**** EXTRACTED RECORDS
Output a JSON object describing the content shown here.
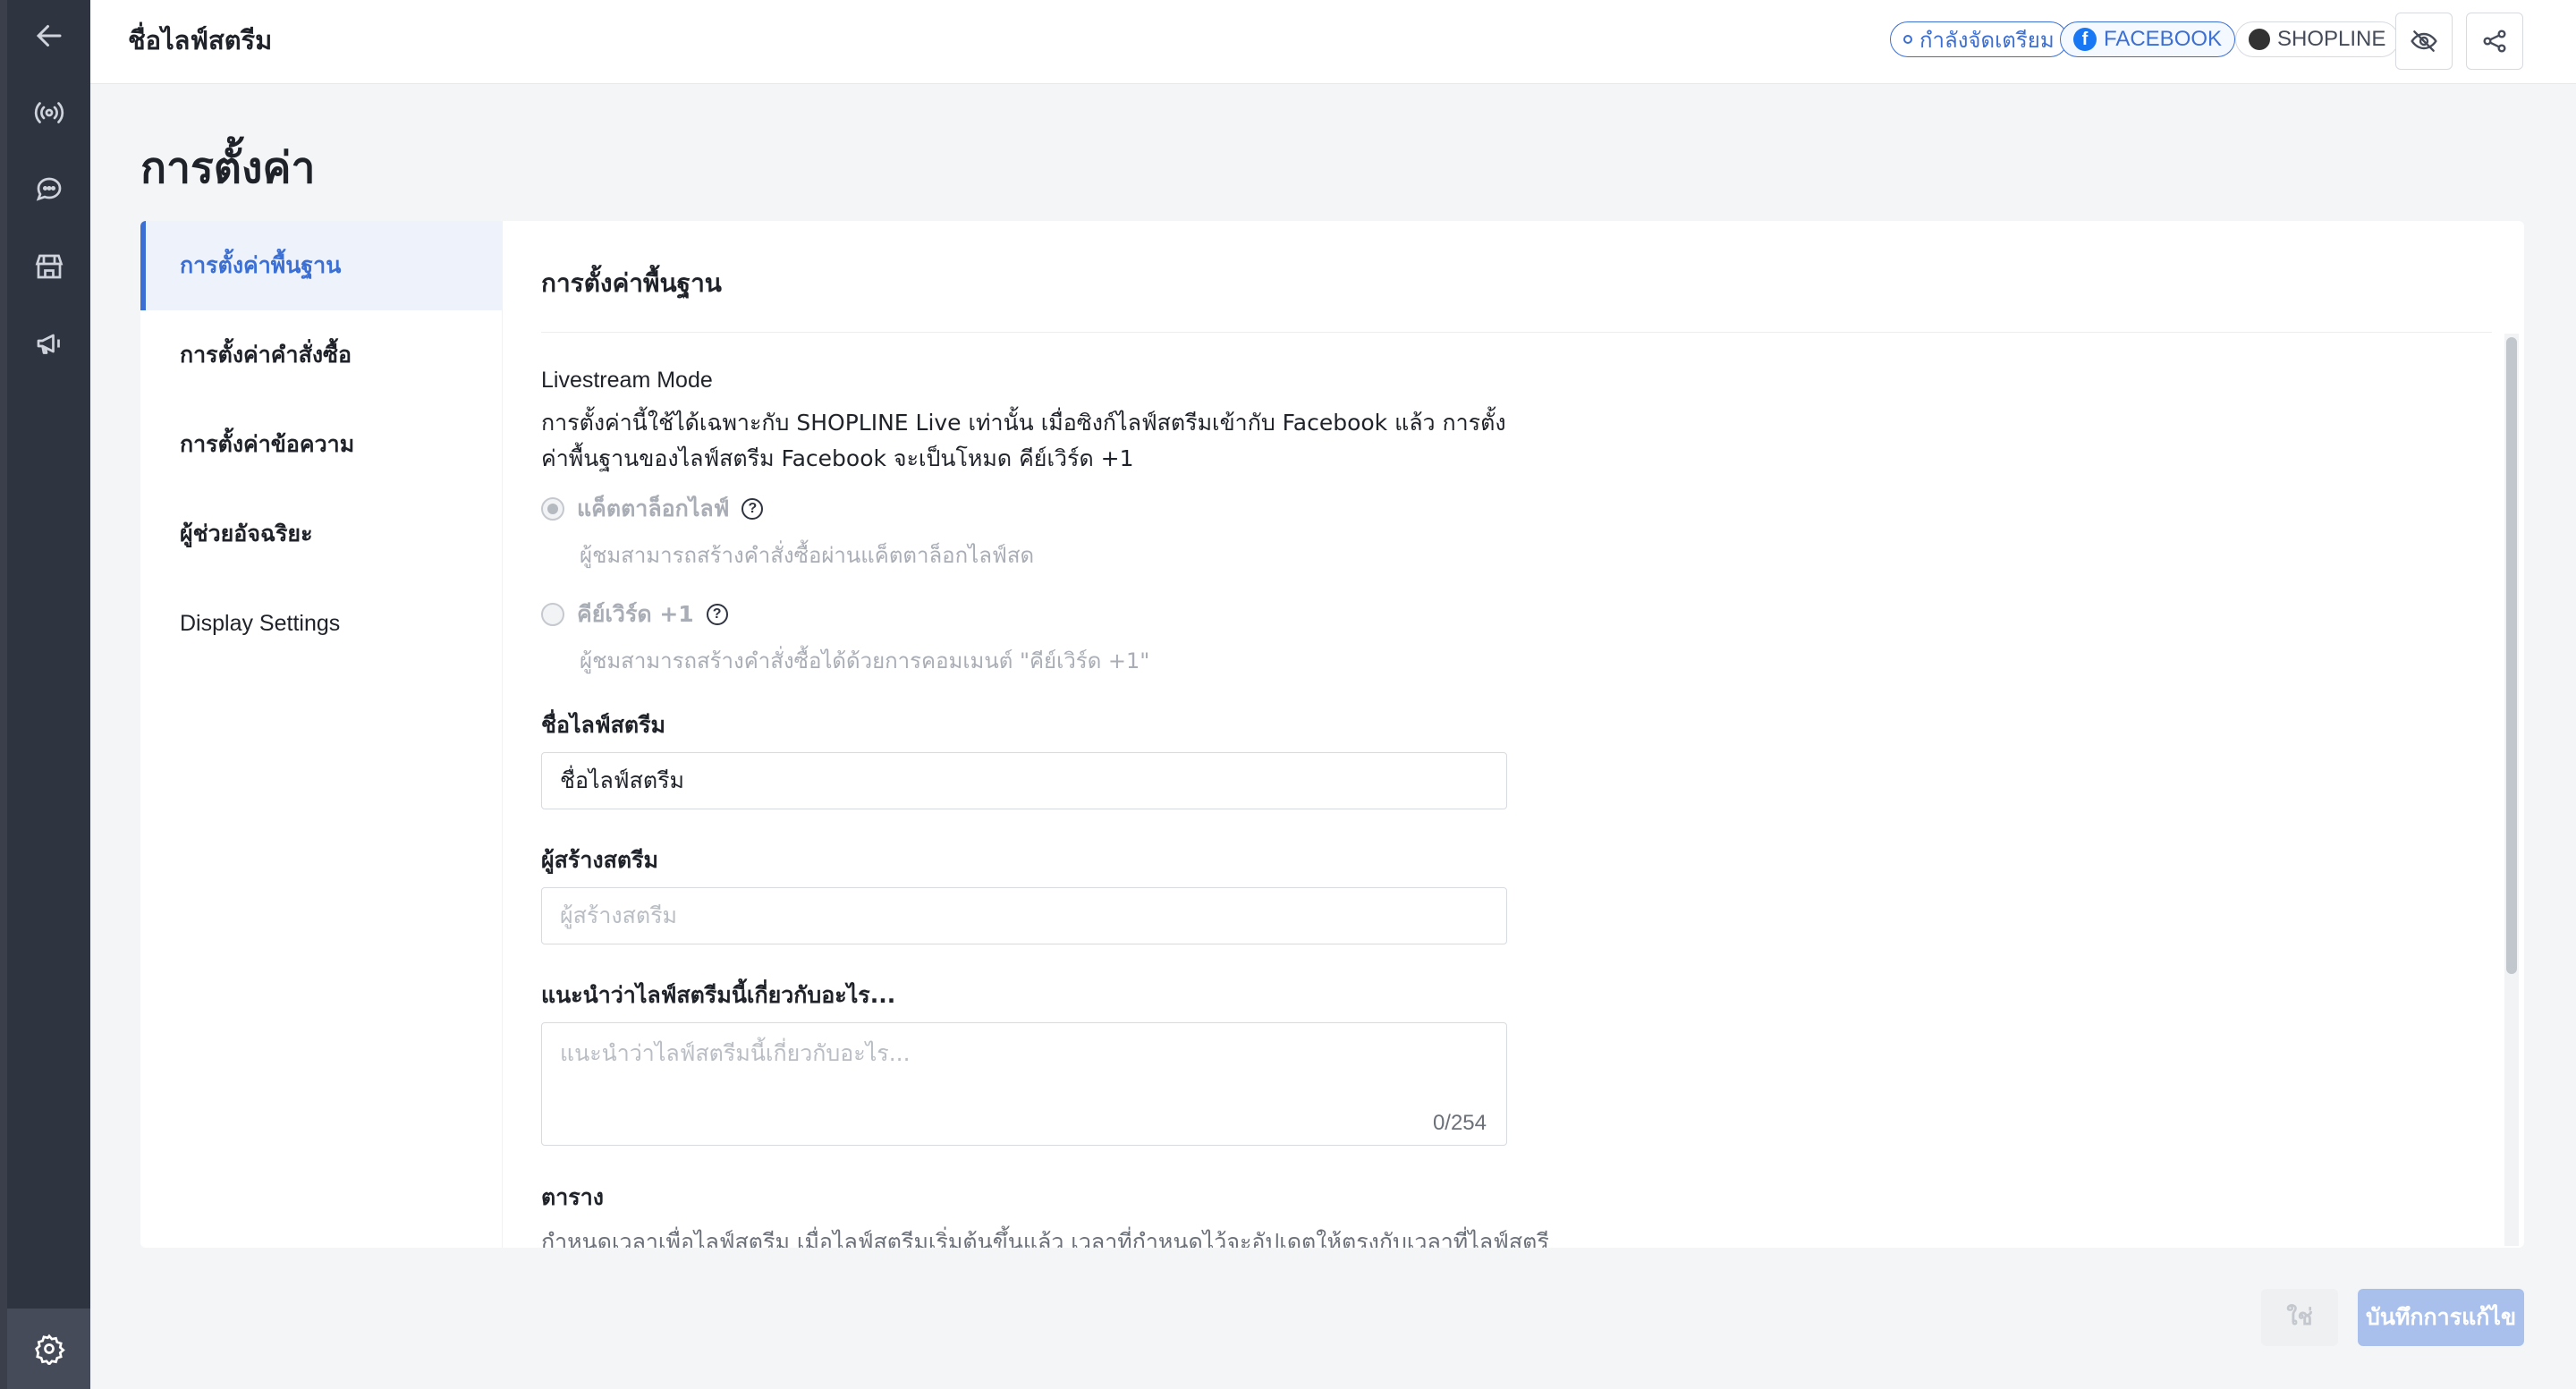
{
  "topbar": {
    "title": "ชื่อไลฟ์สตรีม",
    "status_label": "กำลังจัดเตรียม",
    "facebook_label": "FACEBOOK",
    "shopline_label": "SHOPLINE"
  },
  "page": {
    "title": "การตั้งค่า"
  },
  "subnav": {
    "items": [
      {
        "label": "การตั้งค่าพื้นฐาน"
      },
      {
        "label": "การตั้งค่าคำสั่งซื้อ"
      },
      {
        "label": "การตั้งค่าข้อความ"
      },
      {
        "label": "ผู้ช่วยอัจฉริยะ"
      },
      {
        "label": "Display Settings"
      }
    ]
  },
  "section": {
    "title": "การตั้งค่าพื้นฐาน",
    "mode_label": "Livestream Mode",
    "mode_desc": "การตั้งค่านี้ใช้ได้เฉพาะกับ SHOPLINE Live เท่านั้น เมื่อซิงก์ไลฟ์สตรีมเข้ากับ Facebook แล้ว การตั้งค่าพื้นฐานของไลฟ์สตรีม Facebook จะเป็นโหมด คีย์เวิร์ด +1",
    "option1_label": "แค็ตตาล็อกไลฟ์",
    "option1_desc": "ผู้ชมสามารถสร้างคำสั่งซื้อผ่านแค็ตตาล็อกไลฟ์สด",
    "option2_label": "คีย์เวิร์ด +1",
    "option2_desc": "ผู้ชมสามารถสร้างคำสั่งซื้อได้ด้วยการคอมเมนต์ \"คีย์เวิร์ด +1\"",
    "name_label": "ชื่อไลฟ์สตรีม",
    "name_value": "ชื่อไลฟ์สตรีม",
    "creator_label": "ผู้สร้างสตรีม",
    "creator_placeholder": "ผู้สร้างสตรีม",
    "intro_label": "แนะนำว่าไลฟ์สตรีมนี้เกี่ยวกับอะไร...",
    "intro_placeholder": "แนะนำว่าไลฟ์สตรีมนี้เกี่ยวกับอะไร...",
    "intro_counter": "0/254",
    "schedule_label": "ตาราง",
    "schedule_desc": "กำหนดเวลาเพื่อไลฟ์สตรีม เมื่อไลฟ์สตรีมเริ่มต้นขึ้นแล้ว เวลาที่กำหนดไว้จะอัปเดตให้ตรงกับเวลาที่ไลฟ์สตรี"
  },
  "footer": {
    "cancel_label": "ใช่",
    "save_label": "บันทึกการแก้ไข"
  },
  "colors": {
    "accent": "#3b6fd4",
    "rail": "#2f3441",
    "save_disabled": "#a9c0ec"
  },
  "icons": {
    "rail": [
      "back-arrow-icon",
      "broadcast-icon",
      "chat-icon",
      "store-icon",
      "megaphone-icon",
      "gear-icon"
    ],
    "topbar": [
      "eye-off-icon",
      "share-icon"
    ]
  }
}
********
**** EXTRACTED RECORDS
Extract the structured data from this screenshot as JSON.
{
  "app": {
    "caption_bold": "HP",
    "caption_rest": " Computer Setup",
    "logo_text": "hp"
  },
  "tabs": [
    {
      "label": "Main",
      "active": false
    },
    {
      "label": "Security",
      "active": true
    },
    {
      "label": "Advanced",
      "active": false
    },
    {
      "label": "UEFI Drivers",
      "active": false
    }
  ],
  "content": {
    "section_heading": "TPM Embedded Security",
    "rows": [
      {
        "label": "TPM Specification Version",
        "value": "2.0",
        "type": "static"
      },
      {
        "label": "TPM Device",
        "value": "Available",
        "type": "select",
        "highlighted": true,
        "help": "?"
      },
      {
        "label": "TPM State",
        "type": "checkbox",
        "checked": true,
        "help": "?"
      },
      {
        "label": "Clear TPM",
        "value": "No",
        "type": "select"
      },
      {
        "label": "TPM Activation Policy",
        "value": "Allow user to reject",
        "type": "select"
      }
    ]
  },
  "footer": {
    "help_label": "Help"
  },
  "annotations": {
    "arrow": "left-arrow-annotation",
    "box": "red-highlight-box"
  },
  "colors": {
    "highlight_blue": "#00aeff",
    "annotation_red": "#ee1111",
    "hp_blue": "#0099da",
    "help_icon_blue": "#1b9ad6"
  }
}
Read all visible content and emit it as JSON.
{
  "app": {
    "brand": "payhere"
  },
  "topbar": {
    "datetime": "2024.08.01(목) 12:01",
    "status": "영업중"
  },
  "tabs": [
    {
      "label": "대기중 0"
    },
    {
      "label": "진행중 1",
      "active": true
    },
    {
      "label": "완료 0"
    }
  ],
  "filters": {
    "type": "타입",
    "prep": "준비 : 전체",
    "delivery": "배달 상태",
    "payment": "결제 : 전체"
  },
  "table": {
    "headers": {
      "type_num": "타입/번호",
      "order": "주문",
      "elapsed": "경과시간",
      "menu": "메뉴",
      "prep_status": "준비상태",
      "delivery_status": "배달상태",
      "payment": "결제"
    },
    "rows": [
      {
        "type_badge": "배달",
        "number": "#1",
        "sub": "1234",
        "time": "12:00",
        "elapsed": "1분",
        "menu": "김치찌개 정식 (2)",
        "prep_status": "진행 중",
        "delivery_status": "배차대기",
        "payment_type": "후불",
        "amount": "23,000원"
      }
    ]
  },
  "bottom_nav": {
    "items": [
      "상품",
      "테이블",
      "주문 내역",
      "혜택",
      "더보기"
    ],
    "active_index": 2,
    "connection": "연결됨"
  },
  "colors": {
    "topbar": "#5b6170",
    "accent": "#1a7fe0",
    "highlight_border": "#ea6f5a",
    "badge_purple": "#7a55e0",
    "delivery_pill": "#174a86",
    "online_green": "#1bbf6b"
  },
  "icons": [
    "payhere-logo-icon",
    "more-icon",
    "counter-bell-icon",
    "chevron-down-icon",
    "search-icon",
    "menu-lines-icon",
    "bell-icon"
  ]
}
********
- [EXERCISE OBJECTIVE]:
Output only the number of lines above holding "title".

- [RESULT OF THE EXERCISE]:
3